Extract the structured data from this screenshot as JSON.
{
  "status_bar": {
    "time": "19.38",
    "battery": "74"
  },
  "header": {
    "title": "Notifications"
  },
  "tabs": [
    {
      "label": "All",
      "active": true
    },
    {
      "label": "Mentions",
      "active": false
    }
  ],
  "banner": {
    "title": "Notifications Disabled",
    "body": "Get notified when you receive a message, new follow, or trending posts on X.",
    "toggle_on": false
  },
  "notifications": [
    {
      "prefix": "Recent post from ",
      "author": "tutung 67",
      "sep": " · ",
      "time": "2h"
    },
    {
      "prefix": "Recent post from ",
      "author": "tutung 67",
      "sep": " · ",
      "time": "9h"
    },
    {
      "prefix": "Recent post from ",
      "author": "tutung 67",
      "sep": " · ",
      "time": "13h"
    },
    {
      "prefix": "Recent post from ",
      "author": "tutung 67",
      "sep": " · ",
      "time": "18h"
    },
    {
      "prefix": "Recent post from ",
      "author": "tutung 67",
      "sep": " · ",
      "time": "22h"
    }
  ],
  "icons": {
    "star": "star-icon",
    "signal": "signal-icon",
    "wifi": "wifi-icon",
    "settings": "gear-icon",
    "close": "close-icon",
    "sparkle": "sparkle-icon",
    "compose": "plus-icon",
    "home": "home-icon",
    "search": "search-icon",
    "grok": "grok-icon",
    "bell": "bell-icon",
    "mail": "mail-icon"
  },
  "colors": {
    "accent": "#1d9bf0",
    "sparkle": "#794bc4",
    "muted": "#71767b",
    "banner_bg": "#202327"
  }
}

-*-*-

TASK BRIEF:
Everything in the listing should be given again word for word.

SOLUTION FOR THIS TASK:
Extract the structured data from this screenshot as JSON.
{
  "status_bar": {
    "time": "19.38",
    "battery": "74"
  },
  "header": {
    "title": "Notifications"
  },
  "tabs": [
    {
      "label": "All",
      "active": true
    },
    {
      "label": "Mentions",
      "active": false
    }
  ],
  "banner": {
    "title": "Notifications Disabled",
    "body": "Get notified when you receive a message, new follow, or trending posts on X.",
    "toggle_on": false
  },
  "notifications": [
    {
      "prefix": "Recent post from ",
      "author": "tutung 67",
      "sep": " · ",
      "time": "2h"
    },
    {
      "prefix": "Recent post from ",
      "author": "tutung 67",
      "sep": " · ",
      "time": "9h"
    },
    {
      "prefix": "Recent post from ",
      "author": "tutung 67",
      "sep": " · ",
      "time": "13h"
    },
    {
      "prefix": "Recent post from ",
      "author": "tutung 67",
      "sep": " · ",
      "time": "18h"
    },
    {
      "prefix": "Recent post from ",
      "author": "tutung 67",
      "sep": " · ",
      "time": "22h"
    }
  ],
  "icons": {
    "star": "star-icon",
    "signal": "signal-icon",
    "wifi": "wifi-icon",
    "settings": "gear-icon",
    "close": "close-icon",
    "sparkle": "sparkle-icon",
    "compose": "plus-icon",
    "home": "home-icon",
    "search": "search-icon",
    "grok": "grok-icon",
    "bell": "bell-icon",
    "mail": "mail-icon"
  },
  "colors": {
    "accent": "#1d9bf0",
    "sparkle": "#794bc4",
    "muted": "#71767b",
    "banner_bg": "#202327"
  }
}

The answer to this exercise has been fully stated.